╭─ GIVEN RECORDS
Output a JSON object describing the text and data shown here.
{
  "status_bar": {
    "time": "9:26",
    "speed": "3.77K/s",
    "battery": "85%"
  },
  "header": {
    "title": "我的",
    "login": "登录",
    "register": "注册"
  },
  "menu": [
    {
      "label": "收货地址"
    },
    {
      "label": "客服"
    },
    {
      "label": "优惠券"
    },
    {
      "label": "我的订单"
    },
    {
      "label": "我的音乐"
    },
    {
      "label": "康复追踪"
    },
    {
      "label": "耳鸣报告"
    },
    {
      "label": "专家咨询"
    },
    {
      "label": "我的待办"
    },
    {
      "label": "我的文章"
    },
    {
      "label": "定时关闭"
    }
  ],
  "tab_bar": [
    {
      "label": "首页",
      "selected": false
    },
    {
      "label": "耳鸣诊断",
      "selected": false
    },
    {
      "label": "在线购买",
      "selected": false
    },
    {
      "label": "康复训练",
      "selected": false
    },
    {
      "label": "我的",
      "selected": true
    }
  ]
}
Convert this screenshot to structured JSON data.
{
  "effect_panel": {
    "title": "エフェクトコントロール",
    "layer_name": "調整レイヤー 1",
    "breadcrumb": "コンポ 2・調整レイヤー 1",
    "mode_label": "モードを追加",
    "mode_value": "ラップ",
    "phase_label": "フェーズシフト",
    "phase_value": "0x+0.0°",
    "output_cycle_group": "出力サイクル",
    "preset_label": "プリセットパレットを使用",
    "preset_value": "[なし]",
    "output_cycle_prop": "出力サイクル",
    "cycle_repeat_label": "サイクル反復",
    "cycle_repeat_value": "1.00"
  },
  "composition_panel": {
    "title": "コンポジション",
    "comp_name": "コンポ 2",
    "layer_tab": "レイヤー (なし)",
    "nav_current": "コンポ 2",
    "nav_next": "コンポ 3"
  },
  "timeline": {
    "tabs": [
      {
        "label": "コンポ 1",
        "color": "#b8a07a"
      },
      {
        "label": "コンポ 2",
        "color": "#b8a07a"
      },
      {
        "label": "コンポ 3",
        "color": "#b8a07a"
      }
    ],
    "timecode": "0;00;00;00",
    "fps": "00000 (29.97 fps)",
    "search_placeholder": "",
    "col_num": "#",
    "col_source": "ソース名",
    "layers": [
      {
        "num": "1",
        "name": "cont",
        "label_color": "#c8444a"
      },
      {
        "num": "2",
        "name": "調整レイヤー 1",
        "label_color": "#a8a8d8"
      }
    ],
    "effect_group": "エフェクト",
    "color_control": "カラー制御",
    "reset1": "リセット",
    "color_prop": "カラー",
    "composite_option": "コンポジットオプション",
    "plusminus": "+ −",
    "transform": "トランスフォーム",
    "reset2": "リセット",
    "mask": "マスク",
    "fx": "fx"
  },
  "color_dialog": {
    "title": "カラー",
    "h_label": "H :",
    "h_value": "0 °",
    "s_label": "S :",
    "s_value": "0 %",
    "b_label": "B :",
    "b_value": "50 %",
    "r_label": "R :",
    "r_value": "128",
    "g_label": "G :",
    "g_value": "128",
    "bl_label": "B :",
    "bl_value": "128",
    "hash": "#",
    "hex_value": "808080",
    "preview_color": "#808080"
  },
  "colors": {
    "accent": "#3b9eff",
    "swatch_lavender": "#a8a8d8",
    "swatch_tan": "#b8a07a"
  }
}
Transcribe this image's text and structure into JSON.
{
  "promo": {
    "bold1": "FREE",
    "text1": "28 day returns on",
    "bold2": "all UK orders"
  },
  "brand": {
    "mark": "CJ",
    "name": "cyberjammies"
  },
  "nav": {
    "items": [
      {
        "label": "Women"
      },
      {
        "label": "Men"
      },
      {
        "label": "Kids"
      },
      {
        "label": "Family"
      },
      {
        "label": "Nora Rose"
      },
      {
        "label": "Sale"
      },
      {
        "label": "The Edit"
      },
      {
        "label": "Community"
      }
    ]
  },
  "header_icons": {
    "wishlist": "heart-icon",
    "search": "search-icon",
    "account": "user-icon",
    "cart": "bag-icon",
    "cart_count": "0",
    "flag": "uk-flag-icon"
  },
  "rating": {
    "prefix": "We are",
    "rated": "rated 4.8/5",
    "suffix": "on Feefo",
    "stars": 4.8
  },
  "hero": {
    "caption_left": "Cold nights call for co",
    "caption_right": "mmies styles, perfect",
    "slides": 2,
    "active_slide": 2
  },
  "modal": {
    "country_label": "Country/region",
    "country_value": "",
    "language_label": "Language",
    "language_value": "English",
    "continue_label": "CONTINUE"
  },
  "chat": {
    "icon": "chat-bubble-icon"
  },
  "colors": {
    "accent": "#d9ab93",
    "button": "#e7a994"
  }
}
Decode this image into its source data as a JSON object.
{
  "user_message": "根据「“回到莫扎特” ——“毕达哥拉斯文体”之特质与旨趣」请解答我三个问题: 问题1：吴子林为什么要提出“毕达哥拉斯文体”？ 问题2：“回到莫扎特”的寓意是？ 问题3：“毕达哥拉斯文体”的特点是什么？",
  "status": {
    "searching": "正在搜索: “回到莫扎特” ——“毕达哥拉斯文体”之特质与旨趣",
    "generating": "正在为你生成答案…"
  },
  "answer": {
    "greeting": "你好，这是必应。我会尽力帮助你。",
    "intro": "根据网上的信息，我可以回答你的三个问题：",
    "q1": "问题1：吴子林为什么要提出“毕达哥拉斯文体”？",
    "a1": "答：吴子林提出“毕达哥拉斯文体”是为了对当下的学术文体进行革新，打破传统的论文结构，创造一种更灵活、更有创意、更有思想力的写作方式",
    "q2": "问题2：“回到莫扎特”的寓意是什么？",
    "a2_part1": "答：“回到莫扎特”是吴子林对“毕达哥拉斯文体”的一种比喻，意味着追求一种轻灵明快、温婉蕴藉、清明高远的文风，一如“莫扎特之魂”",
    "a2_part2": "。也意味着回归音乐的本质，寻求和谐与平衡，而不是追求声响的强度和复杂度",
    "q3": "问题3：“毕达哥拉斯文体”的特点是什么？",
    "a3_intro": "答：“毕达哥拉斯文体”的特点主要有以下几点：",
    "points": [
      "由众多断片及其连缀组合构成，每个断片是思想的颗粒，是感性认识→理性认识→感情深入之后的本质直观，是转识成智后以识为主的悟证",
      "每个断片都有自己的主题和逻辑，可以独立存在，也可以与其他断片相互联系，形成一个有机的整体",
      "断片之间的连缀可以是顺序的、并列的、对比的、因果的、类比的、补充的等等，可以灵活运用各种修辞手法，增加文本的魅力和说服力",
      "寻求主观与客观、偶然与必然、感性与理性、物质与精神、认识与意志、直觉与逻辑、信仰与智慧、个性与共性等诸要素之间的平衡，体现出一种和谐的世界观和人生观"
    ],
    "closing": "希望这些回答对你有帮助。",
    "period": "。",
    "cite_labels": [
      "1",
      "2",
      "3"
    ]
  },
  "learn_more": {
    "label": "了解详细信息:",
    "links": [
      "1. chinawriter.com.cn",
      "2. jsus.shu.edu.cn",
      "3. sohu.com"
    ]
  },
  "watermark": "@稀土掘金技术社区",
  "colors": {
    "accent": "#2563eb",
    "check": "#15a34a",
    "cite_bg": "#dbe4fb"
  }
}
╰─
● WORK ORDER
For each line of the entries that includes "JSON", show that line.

● EXERCISE OUTPUT
Output a JSON object describing the text and data shown here.
Convert this screenshot to structured JSON data.
Transcribe this image's text and structure into JSON.
Decode this image into its source data as a JSON object.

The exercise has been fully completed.